For the stairs, I intersected the path spline with the border spline. After pre-filtering points near the border using a bounding box, I determined the closest points' direction relative to the spline points in a custom Blueprint. A classic dot product calculation ensured the stairs were oriented correctly, pointing outward from the border spline.

Path & Crossings

After setting up the ground, I positioned the path points to match those on the interior surface and removed points where stairs were placed. Using a Mesh Set, I selected various stones and step-rotated them incrementally by 180° on two axes for a diverse appearance. For the path crossings, I employed multiple actor tags on the splines and intersected them. After some cleanup to pinpoint the center, I placed the crossing, again, using a packed level instance. 

Final Overview of All the PCG Graphs

1. The ground, wall, and stairs setup:

2. The path, crossings, and grass between:

Diving into Custom Blueprints

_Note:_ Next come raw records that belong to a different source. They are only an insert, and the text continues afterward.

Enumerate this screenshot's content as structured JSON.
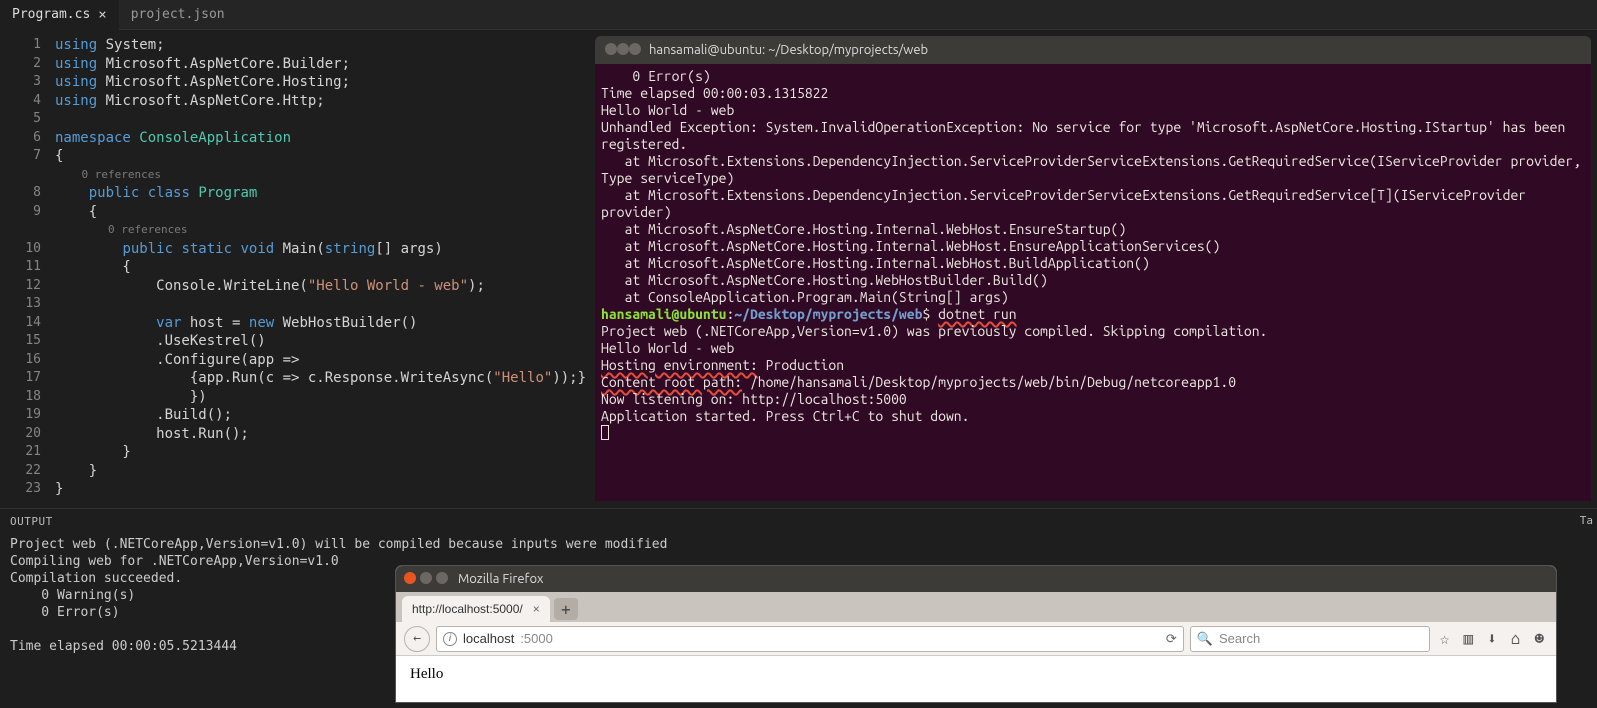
{
  "tabs": [
    {
      "label": "Program.cs",
      "active": true
    },
    {
      "label": "project.json",
      "active": false
    }
  ],
  "editor": {
    "refs": "0 references",
    "lines": [
      {
        "n": 1,
        "seg": [
          [
            "kw",
            "using"
          ],
          [
            "pln",
            " System;"
          ]
        ]
      },
      {
        "n": 2,
        "seg": [
          [
            "kw",
            "using"
          ],
          [
            "pln",
            " Microsoft.AspNetCore.Builder;"
          ]
        ]
      },
      {
        "n": 3,
        "seg": [
          [
            "kw",
            "using"
          ],
          [
            "pln",
            " Microsoft.AspNetCore.Hosting;"
          ]
        ]
      },
      {
        "n": 4,
        "seg": [
          [
            "kw",
            "using"
          ],
          [
            "pln",
            " Microsoft.AspNetCore.Http;"
          ]
        ]
      },
      {
        "n": 5,
        "seg": []
      },
      {
        "n": 6,
        "seg": [
          [
            "kw",
            "namespace"
          ],
          [
            "pln",
            " "
          ],
          [
            "type",
            "ConsoleApplication"
          ]
        ]
      },
      {
        "n": 7,
        "seg": [
          [
            "pln",
            "{"
          ]
        ]
      },
      {
        "ref": true,
        "indent": 4
      },
      {
        "n": 8,
        "seg": [
          [
            "pln",
            "    "
          ],
          [
            "kw",
            "public"
          ],
          [
            "pln",
            " "
          ],
          [
            "kw",
            "class"
          ],
          [
            "pln",
            " "
          ],
          [
            "type",
            "Program"
          ]
        ]
      },
      {
        "n": 9,
        "seg": [
          [
            "pln",
            "    {"
          ]
        ]
      },
      {
        "ref": true,
        "indent": 8
      },
      {
        "n": 10,
        "seg": [
          [
            "pln",
            "        "
          ],
          [
            "kw",
            "public"
          ],
          [
            "pln",
            " "
          ],
          [
            "kw",
            "static"
          ],
          [
            "pln",
            " "
          ],
          [
            "kw",
            "void"
          ],
          [
            "pln",
            " Main("
          ],
          [
            "kw",
            "string"
          ],
          [
            "pln",
            "[] args)"
          ]
        ]
      },
      {
        "n": 11,
        "seg": [
          [
            "pln",
            "        {"
          ]
        ]
      },
      {
        "n": 12,
        "seg": [
          [
            "pln",
            "            Console.WriteLine("
          ],
          [
            "str",
            "\"Hello World - web\""
          ],
          [
            "pln",
            ");"
          ]
        ]
      },
      {
        "n": 13,
        "seg": []
      },
      {
        "n": 14,
        "seg": [
          [
            "pln",
            "            "
          ],
          [
            "kw",
            "var"
          ],
          [
            "pln",
            " host = "
          ],
          [
            "kw",
            "new"
          ],
          [
            "pln",
            " WebHostBuilder()"
          ]
        ]
      },
      {
        "n": 15,
        "seg": [
          [
            "pln",
            "            .UseKestrel()"
          ]
        ]
      },
      {
        "n": 16,
        "seg": [
          [
            "pln",
            "            .Configure(app =>"
          ]
        ]
      },
      {
        "n": 17,
        "seg": [
          [
            "pln",
            "                {app.Run(c => c.Response.WriteAsync("
          ],
          [
            "str",
            "\"Hello\""
          ],
          [
            "pln",
            "));}"
          ]
        ]
      },
      {
        "n": 18,
        "seg": [
          [
            "pln",
            "                })"
          ]
        ]
      },
      {
        "n": 19,
        "seg": [
          [
            "pln",
            "            .Build();"
          ]
        ]
      },
      {
        "n": 20,
        "seg": [
          [
            "pln",
            "            host.Run();"
          ]
        ]
      },
      {
        "n": 21,
        "seg": [
          [
            "pln",
            "        }"
          ]
        ]
      },
      {
        "n": 22,
        "seg": [
          [
            "pln",
            "    }"
          ]
        ]
      },
      {
        "n": 23,
        "seg": [
          [
            "pln",
            "}"
          ]
        ]
      }
    ]
  },
  "terminal": {
    "title": "hansamali@ubuntu: ~/Desktop/myprojects/web",
    "btns": [
      "#6b6762",
      "#6b6762",
      "#6b6762"
    ],
    "lines": [
      [
        [
          "twhite",
          "    0 Error(s)"
        ]
      ],
      [
        [
          "twhite",
          ""
        ]
      ],
      [
        [
          "twhite",
          "Time elapsed 00:00:03.1315822"
        ]
      ],
      [
        [
          "twhite",
          ""
        ]
      ],
      [
        [
          "twhite",
          ""
        ]
      ],
      [
        [
          "twhite",
          "Hello World - web"
        ]
      ],
      [
        [
          "twhite",
          ""
        ]
      ],
      [
        [
          "twhite",
          "Unhandled Exception: System.InvalidOperationException: No service for type 'Microsoft.AspNetCore.Hosting.IStartup' has been registered."
        ]
      ],
      [
        [
          "twhite",
          "   at Microsoft.Extensions.DependencyInjection.ServiceProviderServiceExtensions.GetRequiredService(IServiceProvider provider, Type serviceType)"
        ]
      ],
      [
        [
          "twhite",
          "   at Microsoft.Extensions.DependencyInjection.ServiceProviderServiceExtensions.GetRequiredService[T](IServiceProvider provider)"
        ]
      ],
      [
        [
          "twhite",
          "   at Microsoft.AspNetCore.Hosting.Internal.WebHost.EnsureStartup()"
        ]
      ],
      [
        [
          "twhite",
          "   at Microsoft.AspNetCore.Hosting.Internal.WebHost.EnsureApplicationServices()"
        ]
      ],
      [
        [
          "twhite",
          "   at Microsoft.AspNetCore.Hosting.Internal.WebHost.BuildApplication()"
        ]
      ],
      [
        [
          "twhite",
          "   at Microsoft.AspNetCore.Hosting.WebHostBuilder.Build()"
        ]
      ],
      [
        [
          "twhite",
          "   at ConsoleApplication.Program.Main(String[] args)"
        ]
      ],
      [
        [
          "tgreen",
          "hansamali@ubuntu"
        ],
        [
          "twhite",
          ":"
        ],
        [
          "tblue",
          "~/Desktop/myprojects/web"
        ],
        [
          "twhite",
          "$ "
        ],
        [
          "twhite underline-red",
          "dotnet run"
        ]
      ],
      [
        [
          "twhite",
          "Project web (.NETCoreApp,Version=v1.0) was previously compiled. Skipping compilation."
        ]
      ],
      [
        [
          "twhite",
          "Hello World - web"
        ]
      ],
      [
        [
          "twhite underline-red",
          "Hosting environment:"
        ],
        [
          "twhite",
          " Production"
        ]
      ],
      [
        [
          "twhite underline-red",
          "Content root path:"
        ],
        [
          "twhite",
          " /home/hansamali/Desktop/myprojects/web/bin/Debug/netcoreapp1.0"
        ]
      ],
      [
        [
          "twhite",
          "Now listening on: http://localhost:5000"
        ]
      ],
      [
        [
          "twhite",
          "Application started. Press Ctrl+C to shut down."
        ]
      ]
    ]
  },
  "output": {
    "title": "OUTPUT",
    "right_edge": "Ta",
    "text": "Project web (.NETCoreApp,Version=v1.0) will be compiled because inputs were modified\nCompiling web for .NETCoreApp,Version=v1.0\nCompilation succeeded.\n    0 Warning(s)\n    0 Error(s)\n\nTime elapsed 00:00:05.5213444"
  },
  "firefox": {
    "title": "Mozilla Firefox",
    "btns": [
      "#e95420",
      "#6b6762",
      "#6b6762"
    ],
    "tab_label": "http://localhost:5000/",
    "url_host": "localhost",
    "url_path": ":5000",
    "search_placeholder": "Search",
    "page_body": "Hello",
    "icons": {
      "star": "☆",
      "books": "▥",
      "download": "⬇",
      "home": "⌂",
      "smile": "☻",
      "plus": "+",
      "back": "←",
      "refresh": "⟳",
      "search": "🔍"
    }
  }
}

Developing custom Blueprints for PCG was a significant step. The lack of comprehensive documentation on PCG's Blueprint components meant I had to rely heavily on self-experimentation. While some of the mentioned channels provided resources, the Unreal Discord server was a great place for asking questions. Fortunately, I also came across leftover Blueprints in the plugin folder, which helped me understand their setups and functionality. A notable achievement was replicating the Houdini Attribute Transfer functionality within Unreal Blueprints, especially crucial for the stair placement.

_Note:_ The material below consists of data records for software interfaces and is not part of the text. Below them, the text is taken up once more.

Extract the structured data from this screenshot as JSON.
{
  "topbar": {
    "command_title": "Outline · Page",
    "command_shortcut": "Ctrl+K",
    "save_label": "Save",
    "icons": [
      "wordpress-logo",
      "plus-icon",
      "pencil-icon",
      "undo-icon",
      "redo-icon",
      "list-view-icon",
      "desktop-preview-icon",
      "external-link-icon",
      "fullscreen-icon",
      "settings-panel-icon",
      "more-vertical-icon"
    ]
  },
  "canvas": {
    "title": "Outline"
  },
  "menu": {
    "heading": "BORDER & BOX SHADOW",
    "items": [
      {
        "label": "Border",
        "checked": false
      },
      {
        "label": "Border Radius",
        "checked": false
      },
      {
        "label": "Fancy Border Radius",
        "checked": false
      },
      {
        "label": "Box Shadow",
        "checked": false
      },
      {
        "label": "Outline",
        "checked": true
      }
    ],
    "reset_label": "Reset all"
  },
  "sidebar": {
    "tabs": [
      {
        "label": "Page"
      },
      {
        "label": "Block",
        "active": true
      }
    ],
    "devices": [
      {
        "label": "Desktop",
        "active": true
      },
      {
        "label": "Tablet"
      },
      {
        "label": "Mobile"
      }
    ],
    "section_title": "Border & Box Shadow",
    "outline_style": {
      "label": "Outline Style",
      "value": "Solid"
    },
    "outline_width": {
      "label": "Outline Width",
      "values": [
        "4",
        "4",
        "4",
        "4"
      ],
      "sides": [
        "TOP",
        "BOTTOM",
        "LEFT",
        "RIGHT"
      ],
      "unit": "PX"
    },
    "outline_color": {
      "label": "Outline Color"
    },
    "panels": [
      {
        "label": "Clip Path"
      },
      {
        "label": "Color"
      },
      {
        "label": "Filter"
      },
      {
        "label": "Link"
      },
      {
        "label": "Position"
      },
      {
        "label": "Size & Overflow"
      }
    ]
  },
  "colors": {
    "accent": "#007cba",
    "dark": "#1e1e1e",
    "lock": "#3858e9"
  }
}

For starters, I can recommend this video by UnrealityBites on his approach to Mesh Sets. I used the concept in my tailored version, completed with a refined boilerplate/metadata initialization, and the incremental rotation placement used for the path stone placement.

Unreal Engine 5's PCG Framework

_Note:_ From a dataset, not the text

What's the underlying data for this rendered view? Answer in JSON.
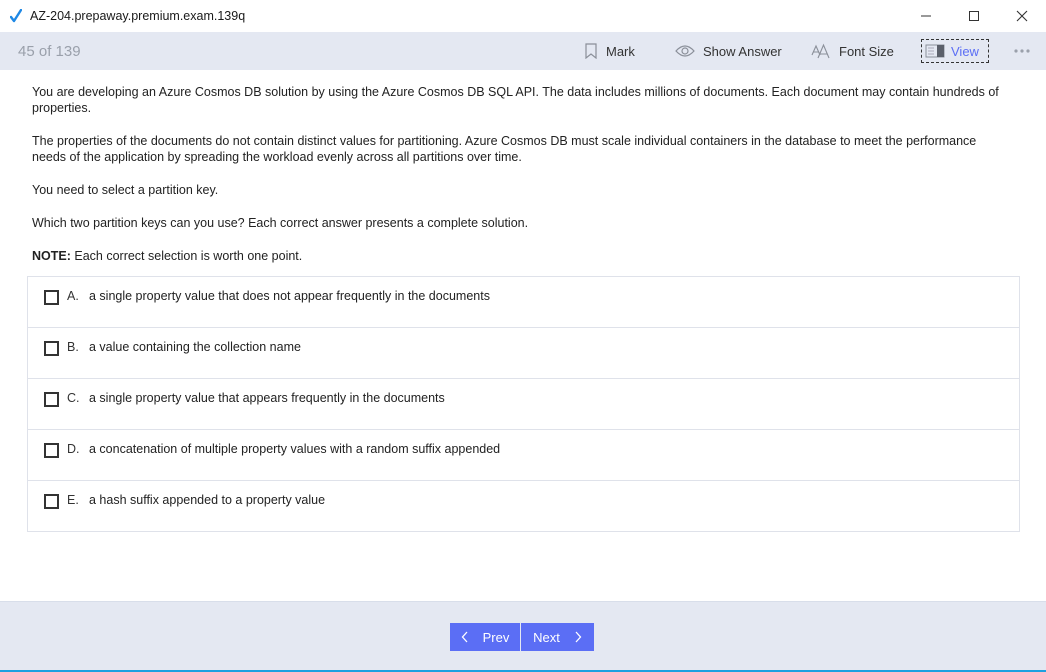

I think the PCG framework is becoming a foundational tool for procedural scattering. At its core, it functions as an advanced voxelizer, filling the world with customizable cubes driven by procedural rules. This approach is especially effective for basic scattering tasks and foundational world generation. Furthermore, its capability for grid-based generation fits perfectly with modular-level methodologies.

A prominent feature of PCG is its performance, underscored by its real-time iteration capability. This rapid feedback mechanism is vital for procedural world-building, establishing PCG as a go-to tool for basic scattering. However, it's important to emphasize that while PCG offers a robust suite of features, it doesn't replace Houdini in the pipeline. Houdini's capabilities, particularly its direct attribute manipulation via wrangles, remain unmatched. In contrast, certain aspects of PCG can feel cumbersome, particularly when interfacing with custom blueprints or managing data streams.   

Considering that PCG is still in its beta phase, I'm optimistic that future updates will refine these areas, further enhancing its compatibility and features, including its synergy with the geometry script framework.

In my view, while UE5's PCG framework has advantages, it complements, rather than replaces, tools like Houdini in the pipeline.

Conclusion

The project took me about two weeks to finish. During the first week, I familiarized myself with the PCG framework and explored its features and capabilities in-depth. The following week was dedicated to the garden generator, where I concentrated on configuring the PCG Graphs and implementing the required adjustments. Then a bit more time to polish it here and there.

A notable challenge was integrating custom blueprints and effectively managing data set flows. My experience with Houdini played a crucial role, ensuring a streamlined workflow and helping me tackle many of the project's challenges. Drawing from this, I'd advise newcomers to the procedural domain to familiarize themselves with Houdini's concepts. It provides a strong foundation in procedural techniques, which is invaluable when diving into PCG advanced features, especially those beyond basic scattering.

Matthias Pressler, 3D Artist

Interview conducted by Theodore McKenzie

Join discussion

Comments 1

  • Reddy Rohan

    Wonderful explanation!

    0

    Reddy Rohan

    ·2 months ago·

You might also like

We need your consent

We use cookies on this website to make your browsing experience better. By using the site you agree to our use of cookies.Learn more